__Aim of the exercise__
Without omitting anything, copy every entry word for word.
== Data
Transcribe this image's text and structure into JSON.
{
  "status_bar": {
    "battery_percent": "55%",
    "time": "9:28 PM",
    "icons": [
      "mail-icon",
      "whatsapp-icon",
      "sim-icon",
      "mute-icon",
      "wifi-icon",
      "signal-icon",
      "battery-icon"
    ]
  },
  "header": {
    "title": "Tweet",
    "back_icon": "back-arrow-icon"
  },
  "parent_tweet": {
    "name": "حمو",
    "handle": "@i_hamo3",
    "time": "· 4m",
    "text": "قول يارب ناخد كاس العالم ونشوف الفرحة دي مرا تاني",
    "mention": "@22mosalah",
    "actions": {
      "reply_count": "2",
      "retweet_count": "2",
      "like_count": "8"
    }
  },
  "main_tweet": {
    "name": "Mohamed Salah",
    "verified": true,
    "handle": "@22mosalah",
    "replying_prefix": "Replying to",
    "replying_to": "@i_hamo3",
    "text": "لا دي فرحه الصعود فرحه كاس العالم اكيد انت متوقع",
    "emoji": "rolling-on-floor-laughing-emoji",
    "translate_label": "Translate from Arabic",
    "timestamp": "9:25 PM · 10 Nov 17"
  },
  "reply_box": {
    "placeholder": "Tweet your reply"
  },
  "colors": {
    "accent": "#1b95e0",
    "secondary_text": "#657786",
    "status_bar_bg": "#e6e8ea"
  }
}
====
__Your solution__
Transcribe this image's text and structure into JSON.
{
  "status_bar": {
    "battery_percent": "55%",
    "time": "9:28 PM",
    "icons": [
      "mail-icon",
      "whatsapp-icon",
      "sim-icon",
      "mute-icon",
      "wifi-icon",
      "signal-icon",
      "battery-icon"
    ]
  },
  "header": {
    "title": "Tweet",
    "back_icon": "back-arrow-icon"
  },
  "parent_tweet": {
    "name": "حمو",
    "handle": "@i_hamo3",
    "time": "· 4m",
    "text": "قول يارب ناخد كاس العالم ونشوف الفرحة دي مرا تاني",
    "mention": "@22mosalah",
    "actions": {
      "reply_count": "2",
      "retweet_count": "2",
      "like_count": "8"
    }
  },
  "main_tweet": {
    "name": "Mohamed Salah",
    "verified": true,
    "handle": "@22mosalah",
    "replying_prefix": "Replying to",
    "replying_to": "@i_hamo3",
    "text": "لا دي فرحه الصعود فرحه كاس العالم اكيد انت متوقع",
    "emoji": "rolling-on-floor-laughing-emoji",
    "translate_label": "Translate from Arabic",
    "timestamp": "9:25 PM · 10 Nov 17"
  },
  "reply_box": {
    "placeholder": "Tweet your reply"
  },
  "colors": {
    "accent": "#1b95e0",
    "secondary_text": "#657786",
    "status_bar_bg": "#e6e8ea"
  }
}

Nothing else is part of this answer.